The frenzy of 2009 culminated at the climate summit in Copenhagen, Denmark, where, instead of developing a new global treaty as many hoped, Obama, Chinese Premier Wen Jiabao and a handful of other world leaders worked through the night to cut a deal.
Through the eyes of many American analysts, the Copenhagen Accord that emerged that night -- recording emissions pledges of every major emitter -- was a success for which the U.S. negotiating team and Obama himself deserve credit.
"I don't think China would have inscribed anything on mitigation if not for the personal intervention of the president," said Joe Aldy, an assistant professor of public policy at the Harvard Kennedy School and a longtime White House aide who served as special assistant to the president for energy during Copenhagen.
Others agreed that the United States deserves credit for heralding a new era in getting other major emitters to pledge carbon cuts, though some also noted that countries were headed in that direction. One European diplomat conceded, "I don't think the E.U. alone would have been able to pull that off." And a former major emerging nation negotiator whose country made a Copenhagen pledge said, "It certainly helped to have U.S. pressure."
Said Andrew Light, a senior fellow at the Center for American Progress, "They basically got the world to create what I think is a very good Plan B in the short term when it was clear that we weren't going to get a new Kyoto-style agreement out of Copenhagen."
'They acted just like Bush'
For many developing nations, though, Obama's failure in Copenhagen to deliver a treaty with a top-down target aimed at averting catastrophic warming to which all nations would be legally bound remains a bitter pill. Ensuing years, in which the United States made heavy demands on developing countries but made no move to show how it planned to meet its own target, rankled even more.
"I started out extremely hopeful that Obama would make a big change, and until the last minute in Copenhagen, I was expecting him to come up with something brilliant. But I was very, very disappointed. And since then, I've seen the Obama administration retrench," said Saleem Huq, a senior fellow at the U.K.-based International Institute for Environment and Development.
"In some ways it's almost as bad, if not worse, than the Bush administration, in the sense that the Obama people get it," Huq said, noting several scientists in the administration. "We all think of Obama and the Democrats as the good guys, but in the negotiations, they acted just like Bush. The only difference was that it was harder to criticize them than it was to criticize Bush."
The "no different from Bush" assessment doesn't just come from across the ocean. One former U.S. climate negotiator made similar, albeit kinder comparisons, insisting that unlike Bush, the Obama team sincerely cares about climate change and has been far more inclusive internationally. Still, the diplomat said, "The irony is that it doesn't actually translate into significant differences in policy."
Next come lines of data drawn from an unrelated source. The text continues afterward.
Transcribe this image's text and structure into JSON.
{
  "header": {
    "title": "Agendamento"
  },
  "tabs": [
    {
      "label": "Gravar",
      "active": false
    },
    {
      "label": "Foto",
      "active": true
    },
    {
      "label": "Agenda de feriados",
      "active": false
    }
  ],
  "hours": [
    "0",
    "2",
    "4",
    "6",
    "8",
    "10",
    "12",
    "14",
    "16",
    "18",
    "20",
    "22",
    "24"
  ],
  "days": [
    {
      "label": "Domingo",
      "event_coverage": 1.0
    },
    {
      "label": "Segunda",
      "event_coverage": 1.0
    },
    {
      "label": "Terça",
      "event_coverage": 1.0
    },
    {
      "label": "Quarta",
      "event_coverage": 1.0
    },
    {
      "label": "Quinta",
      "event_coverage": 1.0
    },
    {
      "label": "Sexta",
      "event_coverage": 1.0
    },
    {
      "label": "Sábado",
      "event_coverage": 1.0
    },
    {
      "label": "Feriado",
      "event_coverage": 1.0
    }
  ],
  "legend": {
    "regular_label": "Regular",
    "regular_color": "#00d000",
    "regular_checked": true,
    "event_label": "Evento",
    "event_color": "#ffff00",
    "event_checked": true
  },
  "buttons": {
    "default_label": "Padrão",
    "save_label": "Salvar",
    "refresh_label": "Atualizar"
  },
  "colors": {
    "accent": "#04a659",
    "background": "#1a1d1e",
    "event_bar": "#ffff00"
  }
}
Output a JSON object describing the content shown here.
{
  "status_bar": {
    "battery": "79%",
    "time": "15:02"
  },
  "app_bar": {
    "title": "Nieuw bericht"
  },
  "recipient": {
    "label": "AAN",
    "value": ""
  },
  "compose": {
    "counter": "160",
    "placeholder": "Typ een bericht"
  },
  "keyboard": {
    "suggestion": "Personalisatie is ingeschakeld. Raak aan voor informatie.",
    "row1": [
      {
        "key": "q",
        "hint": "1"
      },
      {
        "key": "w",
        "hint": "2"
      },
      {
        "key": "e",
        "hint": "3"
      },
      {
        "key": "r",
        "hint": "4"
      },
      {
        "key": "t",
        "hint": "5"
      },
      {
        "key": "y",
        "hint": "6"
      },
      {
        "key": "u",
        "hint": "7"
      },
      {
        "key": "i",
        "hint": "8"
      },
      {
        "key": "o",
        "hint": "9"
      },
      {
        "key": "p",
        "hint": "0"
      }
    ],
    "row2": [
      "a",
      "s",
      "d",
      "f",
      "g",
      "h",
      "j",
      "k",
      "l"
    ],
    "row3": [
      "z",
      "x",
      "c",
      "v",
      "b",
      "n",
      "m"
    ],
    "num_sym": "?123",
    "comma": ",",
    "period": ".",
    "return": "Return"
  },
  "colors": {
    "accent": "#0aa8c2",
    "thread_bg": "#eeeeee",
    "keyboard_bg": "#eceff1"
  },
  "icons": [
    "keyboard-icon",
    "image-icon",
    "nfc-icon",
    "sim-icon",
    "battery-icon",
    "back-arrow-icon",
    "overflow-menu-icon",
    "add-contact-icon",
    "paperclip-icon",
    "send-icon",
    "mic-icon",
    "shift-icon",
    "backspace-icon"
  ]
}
Others bristle at the comparison. They point to the 54.5 mpg fuel efficiency standards, billions of dollars in stimulus spending toward renewable energy and pending EPA rules addressing climate change and industrial pollution. At the multilateral level, American activists defend the administration as successfully finding an imperfect but robust way to curb carbon under the weight of knowing Congress had rejected before and would reject again any treaty that did not put China on an equal footing to the United States.
"If you compare this to the Bush administration and even to the Clinton administration, what they've done is way more proactive in the international negotiating scene," said Jake Schmidt, international policy director for the Natural Resources Defense Fund.